27. Went to Pohick Church and returnd to Dinner.
28. Doctr. Craik went away after Breakfast. I went up to Alexandria to the Sale of the Anne & Elizabeth which I bought myself at the price of £175. Returnd home in the Afternoon.
This purchase was in consequence of the voyage of the brigantine Fairfax to the West Indies in the summer of 1772, carrying a cargo of herring and flour which GW had placed in the care of Daniel Jenifer Adams (see main entry for 22 July 1772). After selling the cargo, Adams bought the Fairfax from the captain, renamed it the Anne and Elizabeth (in honor, apparently, of his sisters). It was not until the end of Feb. 1774 that GW was, by court order, finally able to get the brig to Alexandria, “within Thirty days after her arrival at which place if Mr. Daniel Jenifer Adams did not pay my demand agreeably to the terms of the Bottomry Bond I am to dispose of the Vessell” (GW to Thomas Pollock, 29 Nov. 1773, DLC:GW). GW later recorded that “after laying a Month agreeable to the terms of the Bond and being Advertized for Sale during that time . . . I was compelld to buy it in myself . . . much against my Inclination, as I had no desire of being concernd in Shipping.” GW renamed the brig the Farmer and sent it off to the West Indies in May with another cargo of herring and flour (GW to Robert McMickan, 10 May 1774, DLC:GW; LEDGER B description begins Manuscript Ledger Book 2, 1772-93, in George Washington Papers, Library of Congress. description ends , 57, 99, 117). GW alternately called this craft a brig and a brigantine, although by this time these were two distinct types of vessels.
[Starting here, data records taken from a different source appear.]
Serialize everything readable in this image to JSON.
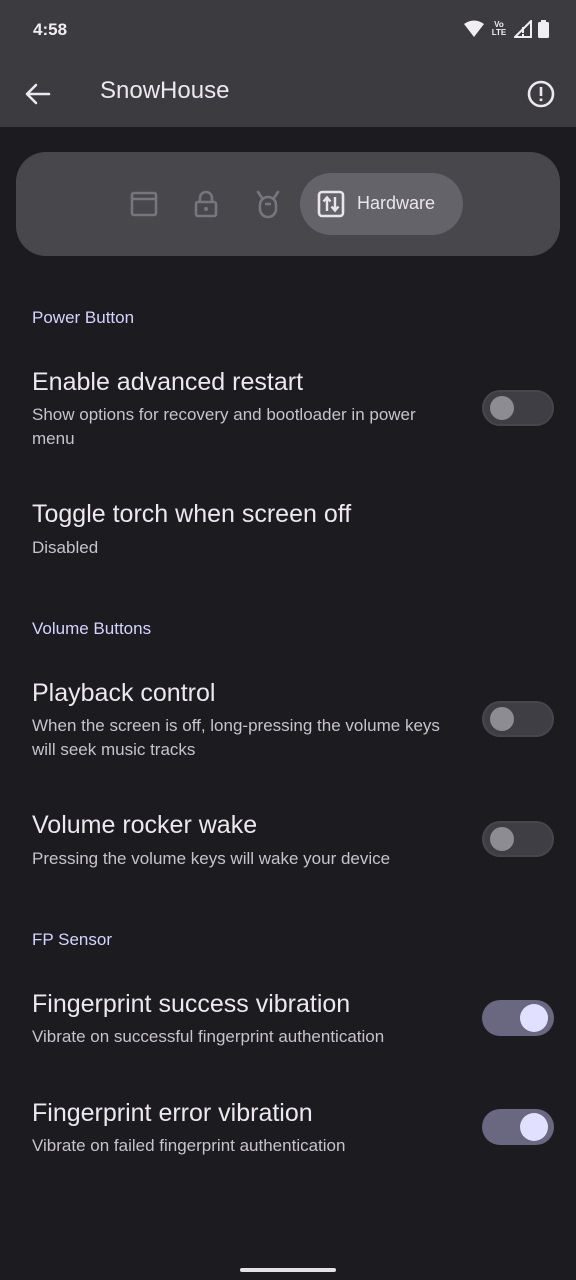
{
  "status": {
    "time": "4:58",
    "network_label": "VoLTE"
  },
  "appbar": {
    "title": "SnowHouse"
  },
  "tabs": {
    "items": [
      {
        "icon": "window-icon"
      },
      {
        "icon": "lock-icon"
      },
      {
        "icon": "bug-icon"
      },
      {
        "icon": "hardware-swap-icon",
        "label": "Hardware",
        "active": true
      }
    ]
  },
  "sections": [
    {
      "header": "Power Button",
      "items": [
        {
          "title": "Enable advanced restart",
          "subtitle": "Show options for recovery and bootloader in power menu",
          "toggle": false
        },
        {
          "title": "Toggle torch when screen off",
          "subtitle": "Disabled"
        }
      ]
    },
    {
      "header": "Volume Buttons",
      "items": [
        {
          "title": "Playback control",
          "subtitle": "When the screen is off, long-pressing the volume keys will seek music tracks",
          "toggle": false
        },
        {
          "title": "Volume rocker wake",
          "subtitle": "Pressing the volume keys will wake your device",
          "toggle": false
        }
      ]
    },
    {
      "header": "FP Sensor",
      "items": [
        {
          "title": "Fingerprint success vibration",
          "subtitle": "Vibrate on successful fingerprint authentication",
          "toggle": true
        },
        {
          "title": "Fingerprint error vibration",
          "subtitle": "Vibrate on failed fingerprint authentication",
          "toggle": true
        }
      ]
    }
  ],
  "colors": {
    "background": "#1c1b20",
    "appbar": "#3c3b40",
    "accent": "#d6d4ff",
    "switch_on_track": "#6a6781",
    "switch_on_thumb": "#e2e0ff"
  }
}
Both were two-masted, square-rigged vessels, but the brigantine differed from the brig in not carrying a square mainsail.
29th. At home all day alone.
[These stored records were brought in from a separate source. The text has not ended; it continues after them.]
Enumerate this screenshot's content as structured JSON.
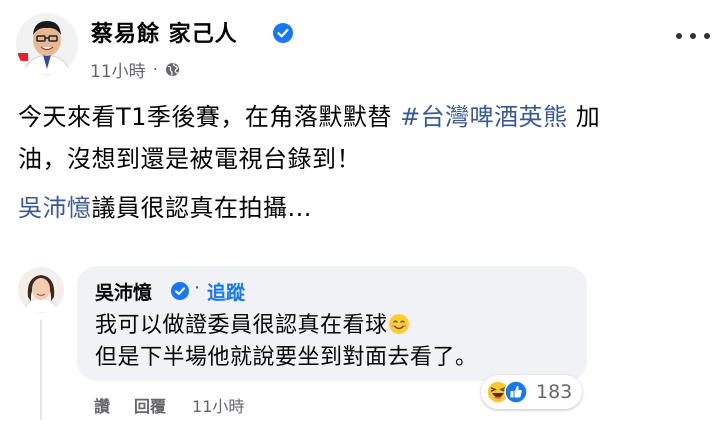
{
  "post": {
    "author": "蔡易餘 家己人",
    "time": "11小時",
    "separator": "·",
    "line1_pre": "今天來看T1季後賽，在角落默默替 ",
    "hashtag": "#台灣啤酒英熊",
    "line1_post": " 加",
    "line2": "油，沒想到還是被電視台錄到！",
    "mention": "吳沛憶",
    "line3_post": "議員很認真在拍攝..."
  },
  "comment": {
    "author": "吳沛憶",
    "separator": "·",
    "follow_label": "追蹤",
    "line1": "我可以做證委員很認真在看球",
    "line2": "但是下半場他就說要坐到對面去看了。",
    "reaction_count": "183",
    "reaction_icons": [
      "haha-icon",
      "like-icon"
    ],
    "actions": {
      "like": "讚",
      "reply": "回覆",
      "time": "11小時"
    }
  },
  "colors": {
    "link": "#385898",
    "follow": "#1877f2",
    "verified": "#1877f2",
    "meta": "#65676b",
    "bubble": "#f0f2f5"
  }
}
30. Walk in the Evening over my three Plantations in the Neck.
On this day GW revised and completed his instructions to Valentine Crawford for the party setting out to seat GW’s Kanawha River lands. The instructions, which are quite detailed, include the following directions: “that as much Ground as possible may be got in order for Corn, & planted therewith, I would have you delay building & Tenting till the Season is too late for Planting. . . . It will be essentially necessary to have all the work done upon any one Tract appraisd before you move to the next Tract” (DLC:GW). The appraisal, usually by local county court justices, was to satisfy the land law requiring improvements within the three-year limit (HENING description begins William Waller Hening, ed. The Statutes at Large; Being a Collection of All the Laws of Virginia, from the First Session of the Legislature, in the Year 1619. 13 vols. 1819–23. Reprint. Charlottesville, Va., 1969. description ends , 3:312–13).
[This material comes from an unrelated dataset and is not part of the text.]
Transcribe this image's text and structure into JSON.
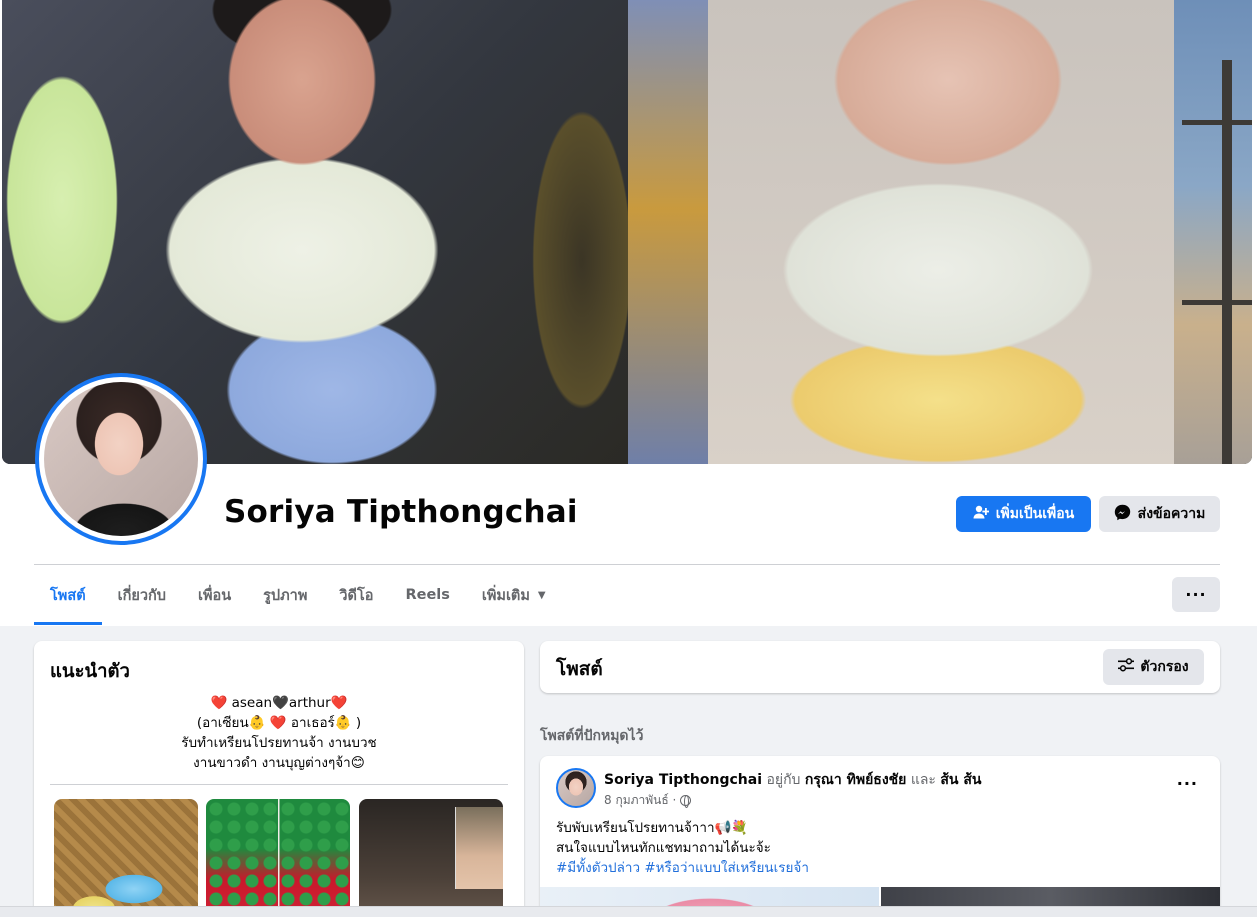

31. Mr. George Johnston dind here. I rid as [far as] the Gumsp[rin]g with my People and Vale. Crawford who were moving to the Ohio.
George Johnston, Jr. (1750–1777), a son of George Johnston (d. 1766), attorney of Fairfax County, in 1775 was made a captain in the 2d Virginia Regiment. In Jan. 1777, with the rank of lieutenant colonel, he became an aide-de-camp to GW, serving until his death in the fall of 1777.
Before Crawford could get his “People” to GW’s lands, Dunmore’s War broke out between settlers and Indians along the Ohio frontier. Less than two months after leaving Mount Vernon, Crawford gave up in the face of the hostilities and sold the servants to frontier buyers, including two to himself (Crawford to GW, 27 July 1774, DLC:GW).